Line by line, retype the data exactly as it is given.

○ ○ ○ ○ ○ ○ ○

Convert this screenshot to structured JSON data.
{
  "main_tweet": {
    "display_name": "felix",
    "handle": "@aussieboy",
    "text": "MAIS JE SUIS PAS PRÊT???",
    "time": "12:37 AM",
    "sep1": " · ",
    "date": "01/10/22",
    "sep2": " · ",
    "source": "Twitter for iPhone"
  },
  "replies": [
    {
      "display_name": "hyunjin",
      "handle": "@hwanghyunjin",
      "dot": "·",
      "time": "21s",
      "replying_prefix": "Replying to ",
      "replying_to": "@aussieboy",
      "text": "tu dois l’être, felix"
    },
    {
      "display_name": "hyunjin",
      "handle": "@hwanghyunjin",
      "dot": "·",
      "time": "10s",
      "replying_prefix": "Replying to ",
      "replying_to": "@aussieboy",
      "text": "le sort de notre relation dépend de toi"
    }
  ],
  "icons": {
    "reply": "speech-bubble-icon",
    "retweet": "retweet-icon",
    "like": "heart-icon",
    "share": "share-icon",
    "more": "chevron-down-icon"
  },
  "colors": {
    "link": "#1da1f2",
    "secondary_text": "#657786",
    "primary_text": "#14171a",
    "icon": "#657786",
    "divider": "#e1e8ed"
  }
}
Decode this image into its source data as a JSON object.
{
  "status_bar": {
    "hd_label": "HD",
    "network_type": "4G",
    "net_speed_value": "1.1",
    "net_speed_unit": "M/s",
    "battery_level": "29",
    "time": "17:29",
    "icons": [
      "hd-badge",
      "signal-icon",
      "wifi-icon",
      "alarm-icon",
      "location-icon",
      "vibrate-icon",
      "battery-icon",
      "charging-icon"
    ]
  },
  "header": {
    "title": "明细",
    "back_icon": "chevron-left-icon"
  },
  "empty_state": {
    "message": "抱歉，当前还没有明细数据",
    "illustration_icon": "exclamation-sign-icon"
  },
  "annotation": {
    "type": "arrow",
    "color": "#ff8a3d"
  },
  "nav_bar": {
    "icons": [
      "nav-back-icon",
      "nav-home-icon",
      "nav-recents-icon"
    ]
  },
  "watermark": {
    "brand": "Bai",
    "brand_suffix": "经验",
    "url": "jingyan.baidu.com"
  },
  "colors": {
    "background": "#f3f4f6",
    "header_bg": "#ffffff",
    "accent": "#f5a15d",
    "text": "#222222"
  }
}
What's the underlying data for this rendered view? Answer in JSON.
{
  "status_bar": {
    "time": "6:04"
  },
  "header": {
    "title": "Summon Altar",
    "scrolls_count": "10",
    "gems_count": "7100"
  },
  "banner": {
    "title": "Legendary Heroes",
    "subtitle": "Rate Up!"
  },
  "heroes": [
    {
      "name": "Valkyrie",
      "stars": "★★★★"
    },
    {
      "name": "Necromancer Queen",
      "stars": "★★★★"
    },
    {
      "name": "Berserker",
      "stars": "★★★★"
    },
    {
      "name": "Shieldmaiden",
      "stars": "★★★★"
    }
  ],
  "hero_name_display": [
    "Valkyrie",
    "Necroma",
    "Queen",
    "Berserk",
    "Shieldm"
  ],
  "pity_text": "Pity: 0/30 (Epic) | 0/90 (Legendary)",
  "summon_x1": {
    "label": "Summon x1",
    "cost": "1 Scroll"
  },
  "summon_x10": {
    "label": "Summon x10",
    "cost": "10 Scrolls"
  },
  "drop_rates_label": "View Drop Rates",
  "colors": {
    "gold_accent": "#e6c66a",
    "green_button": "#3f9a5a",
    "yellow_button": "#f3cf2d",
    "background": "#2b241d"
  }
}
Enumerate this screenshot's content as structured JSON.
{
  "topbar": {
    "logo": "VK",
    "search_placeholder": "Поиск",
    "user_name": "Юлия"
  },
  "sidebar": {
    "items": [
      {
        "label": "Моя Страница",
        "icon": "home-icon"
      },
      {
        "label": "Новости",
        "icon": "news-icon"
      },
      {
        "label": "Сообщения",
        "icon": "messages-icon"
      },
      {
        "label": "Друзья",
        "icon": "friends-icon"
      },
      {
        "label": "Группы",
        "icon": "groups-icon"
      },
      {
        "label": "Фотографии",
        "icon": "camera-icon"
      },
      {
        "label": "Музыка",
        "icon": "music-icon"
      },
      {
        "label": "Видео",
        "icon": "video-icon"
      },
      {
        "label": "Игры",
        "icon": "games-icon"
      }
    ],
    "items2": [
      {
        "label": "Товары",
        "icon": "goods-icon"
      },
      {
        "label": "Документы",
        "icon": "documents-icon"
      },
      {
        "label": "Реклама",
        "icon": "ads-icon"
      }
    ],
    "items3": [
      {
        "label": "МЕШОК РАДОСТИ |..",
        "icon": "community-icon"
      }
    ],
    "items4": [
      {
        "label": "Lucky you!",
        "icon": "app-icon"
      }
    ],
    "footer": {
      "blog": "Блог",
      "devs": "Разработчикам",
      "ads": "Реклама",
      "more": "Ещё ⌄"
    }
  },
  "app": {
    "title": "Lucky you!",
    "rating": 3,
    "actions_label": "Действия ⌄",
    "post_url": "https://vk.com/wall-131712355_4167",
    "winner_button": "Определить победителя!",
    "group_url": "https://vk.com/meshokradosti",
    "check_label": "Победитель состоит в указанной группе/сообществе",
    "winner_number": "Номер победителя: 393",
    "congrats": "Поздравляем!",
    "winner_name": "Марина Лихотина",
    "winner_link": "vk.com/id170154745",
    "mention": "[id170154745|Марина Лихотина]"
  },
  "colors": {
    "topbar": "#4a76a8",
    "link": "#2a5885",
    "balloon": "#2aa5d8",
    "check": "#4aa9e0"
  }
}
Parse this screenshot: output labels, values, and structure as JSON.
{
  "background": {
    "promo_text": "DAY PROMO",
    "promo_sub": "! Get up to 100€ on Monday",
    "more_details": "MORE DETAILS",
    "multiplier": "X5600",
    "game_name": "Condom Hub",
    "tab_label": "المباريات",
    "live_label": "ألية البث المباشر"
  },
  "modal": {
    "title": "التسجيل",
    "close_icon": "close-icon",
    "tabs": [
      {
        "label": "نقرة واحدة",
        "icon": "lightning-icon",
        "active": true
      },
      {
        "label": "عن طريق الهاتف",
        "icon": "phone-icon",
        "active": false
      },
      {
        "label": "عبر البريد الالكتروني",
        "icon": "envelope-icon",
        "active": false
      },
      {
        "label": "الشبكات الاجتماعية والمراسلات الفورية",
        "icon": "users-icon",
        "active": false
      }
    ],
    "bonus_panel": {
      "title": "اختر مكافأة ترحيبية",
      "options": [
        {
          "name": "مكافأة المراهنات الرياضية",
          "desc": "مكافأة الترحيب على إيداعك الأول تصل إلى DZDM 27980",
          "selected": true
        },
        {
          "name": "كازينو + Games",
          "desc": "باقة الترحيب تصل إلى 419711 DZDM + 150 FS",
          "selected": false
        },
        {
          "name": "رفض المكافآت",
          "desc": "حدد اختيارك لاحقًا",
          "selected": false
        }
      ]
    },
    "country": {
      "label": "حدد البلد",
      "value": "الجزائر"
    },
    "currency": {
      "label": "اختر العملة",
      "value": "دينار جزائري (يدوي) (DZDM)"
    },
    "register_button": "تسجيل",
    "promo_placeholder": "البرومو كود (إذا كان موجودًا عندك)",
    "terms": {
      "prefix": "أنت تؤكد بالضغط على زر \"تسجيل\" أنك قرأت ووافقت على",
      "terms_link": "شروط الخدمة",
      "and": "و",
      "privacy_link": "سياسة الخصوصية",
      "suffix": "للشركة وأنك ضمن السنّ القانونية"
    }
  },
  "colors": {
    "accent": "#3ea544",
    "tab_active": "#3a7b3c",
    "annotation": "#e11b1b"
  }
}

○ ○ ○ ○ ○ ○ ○

[Answer space]:
Convert this screenshot to structured JSON data.
{
  "main_tweet": {
    "display_name": "felix",
    "handle": "@aussieboy",
    "text": "MAIS JE SUIS PAS PRÊT???",
    "time": "12:37 AM",
    "sep1": " · ",
    "date": "01/10/22",
    "sep2": " · ",
    "source": "Twitter for iPhone"
  },
  "replies": [
    {
      "display_name": "hyunjin",
      "handle": "@hwanghyunjin",
      "dot": "·",
      "time": "21s",
      "replying_prefix": "Replying to ",
      "replying_to": "@aussieboy",
      "text": "tu dois l’être, felix"
    },
    {
      "display_name": "hyunjin",
      "handle": "@hwanghyunjin",
      "dot": "·",
      "time": "10s",
      "replying_prefix": "Replying to ",
      "replying_to": "@aussieboy",
      "text": "le sort de notre relation dépend de toi"
    }
  ],
  "icons": {
    "reply": "speech-bubble-icon",
    "retweet": "retweet-icon",
    "like": "heart-icon",
    "share": "share-icon",
    "more": "chevron-down-icon"
  },
  "colors": {
    "link": "#1da1f2",
    "secondary_text": "#657786",
    "primary_text": "#14171a",
    "icon": "#657786",
    "divider": "#e1e8ed"
  }
}
Decode this image into its source data as a JSON object.
{
  "status_bar": {
    "hd_label": "HD",
    "network_type": "4G",
    "net_speed_value": "1.1",
    "net_speed_unit": "M/s",
    "battery_level": "29",
    "time": "17:29",
    "icons": [
      "hd-badge",
      "signal-icon",
      "wifi-icon",
      "alarm-icon",
      "location-icon",
      "vibrate-icon",
      "battery-icon",
      "charging-icon"
    ]
  },
  "header": {
    "title": "明细",
    "back_icon": "chevron-left-icon"
  },
  "empty_state": {
    "message": "抱歉，当前还没有明细数据",
    "illustration_icon": "exclamation-sign-icon"
  },
  "annotation": {
    "type": "arrow",
    "color": "#ff8a3d"
  },
  "nav_bar": {
    "icons": [
      "nav-back-icon",
      "nav-home-icon",
      "nav-recents-icon"
    ]
  },
  "watermark": {
    "brand": "Bai",
    "brand_suffix": "经验",
    "url": "jingyan.baidu.com"
  },
  "colors": {
    "background": "#f3f4f6",
    "header_bg": "#ffffff",
    "accent": "#f5a15d",
    "text": "#222222"
  }
}
What's the underlying data for this rendered view? Answer in JSON.
{
  "status_bar": {
    "time": "6:04"
  },
  "header": {
    "title": "Summon Altar",
    "scrolls_count": "10",
    "gems_count": "7100"
  },
  "banner": {
    "title": "Legendary Heroes",
    "subtitle": "Rate Up!"
  },
  "heroes": [
    {
      "name": "Valkyrie",
      "stars": "★★★★"
    },
    {
      "name": "Necromancer Queen",
      "stars": "★★★★"
    },
    {
      "name": "Berserker",
      "stars": "★★★★"
    },
    {
      "name": "Shieldmaiden",
      "stars": "★★★★"
    }
  ],
  "hero_name_display": [
    "Valkyrie",
    "Necroma",
    "Queen",
    "Berserk",
    "Shieldm"
  ],
  "pity_text": "Pity: 0/30 (Epic) | 0/90 (Legendary)",
  "summon_x1": {
    "label": "Summon x1",
    "cost": "1 Scroll"
  },
  "summon_x10": {
    "label": "Summon x10",
    "cost": "10 Scrolls"
  },
  "drop_rates_label": "View Drop Rates",
  "colors": {
    "gold_accent": "#e6c66a",
    "green_button": "#3f9a5a",
    "yellow_button": "#f3cf2d",
    "background": "#2b241d"
  }
}
Enumerate this screenshot's content as structured JSON.
{
  "topbar": {
    "logo": "VK",
    "search_placeholder": "Поиск",
    "user_name": "Юлия"
  },
  "sidebar": {
    "items": [
      {
        "label": "Моя Страница",
        "icon": "home-icon"
      },
      {
        "label": "Новости",
        "icon": "news-icon"
      },
      {
        "label": "Сообщения",
        "icon": "messages-icon"
      },
      {
        "label": "Друзья",
        "icon": "friends-icon"
      },
      {
        "label": "Группы",
        "icon": "groups-icon"
      },
      {
        "label": "Фотографии",
        "icon": "camera-icon"
      },
      {
        "label": "Музыка",
        "icon": "music-icon"
      },
      {
        "label": "Видео",
        "icon": "video-icon"
      },
      {
        "label": "Игры",
        "icon": "games-icon"
      }
    ],
    "items2": [
      {
        "label": "Товары",
        "icon": "goods-icon"
      },
      {
        "label": "Документы",
        "icon": "documents-icon"
      },
      {
        "label": "Реклама",
        "icon": "ads-icon"
      }
    ],
    "items3": [
      {
        "label": "МЕШОК РАДОСТИ |..",
        "icon": "community-icon"
      }
    ],
    "items4": [
      {
        "label": "Lucky you!",
        "icon": "app-icon"
      }
    ],
    "footer": {
      "blog": "Блог",
      "devs": "Разработчикам",
      "ads": "Реклама",
      "more": "Ещё ⌄"
    }
  },
  "app": {
    "title": "Lucky you!",
    "rating": 3,
    "actions_label": "Действия ⌄",
    "post_url": "https://vk.com/wall-131712355_4167",
    "winner_button": "Определить победителя!",
    "group_url": "https://vk.com/meshokradosti",
    "check_label": "Победитель состоит в указанной группе/сообществе",
    "winner_number": "Номер победителя: 393",
    "congrats": "Поздравляем!",
    "winner_name": "Марина Лихотина",
    "winner_link": "vk.com/id170154745",
    "mention": "[id170154745|Марина Лихотина]"
  },
  "colors": {
    "topbar": "#4a76a8",
    "link": "#2a5885",
    "balloon": "#2aa5d8",
    "check": "#4aa9e0"
  }
}
Parse this screenshot: output labels, values, and structure as JSON.
{
  "background": {
    "promo_text": "DAY PROMO",
    "promo_sub": "! Get up to 100€ on Monday",
    "more_details": "MORE DETAILS",
    "multiplier": "X5600",
    "game_name": "Condom Hub",
    "tab_label": "المباريات",
    "live_label": "ألية البث المباشر"
  },
  "modal": {
    "title": "التسجيل",
    "close_icon": "close-icon",
    "tabs": [
      {
        "label": "نقرة واحدة",
        "icon": "lightning-icon",
        "active": true
      },
      {
        "label": "عن طريق الهاتف",
        "icon": "phone-icon",
        "active": false
      },
      {
        "label": "عبر البريد الالكتروني",
        "icon": "envelope-icon",
        "active": false
      },
      {
        "label": "الشبكات الاجتماعية والمراسلات الفورية",
        "icon": "users-icon",
        "active": false
      }
    ],
    "bonus_panel": {
      "title": "اختر مكافأة ترحيبية",
      "options": [
        {
          "name": "مكافأة المراهنات الرياضية",
          "desc": "مكافأة الترحيب على إيداعك الأول تصل إلى DZDM 27980",
          "selected": true
        },
        {
          "name": "كازينو + Games",
          "desc": "باقة الترحيب تصل إلى 419711 DZDM + 150 FS",
          "selected": false
        },
        {
          "name": "رفض المكافآت",
          "desc": "حدد اختيارك لاحقًا",
          "selected": false
        }
      ]
    },
    "country": {
      "label": "حدد البلد",
      "value": "الجزائر"
    },
    "currency": {
      "label": "اختر العملة",
      "value": "دينار جزائري (يدوي) (DZDM)"
    },
    "register_button": "تسجيل",
    "promo_placeholder": "البرومو كود (إذا كان موجودًا عندك)",
    "terms": {
      "prefix": "أنت تؤكد بالضغط على زر \"تسجيل\" أنك قرأت ووافقت على",
      "terms_link": "شروط الخدمة",
      "and": "و",
      "privacy_link": "سياسة الخصوصية",
      "suffix": "للشركة وأنك ضمن السنّ القانونية"
    }
  },
  "colors": {
    "accent": "#3ea544",
    "tab_active": "#3a7b3c",
    "annotation": "#e11b1b"
  }
}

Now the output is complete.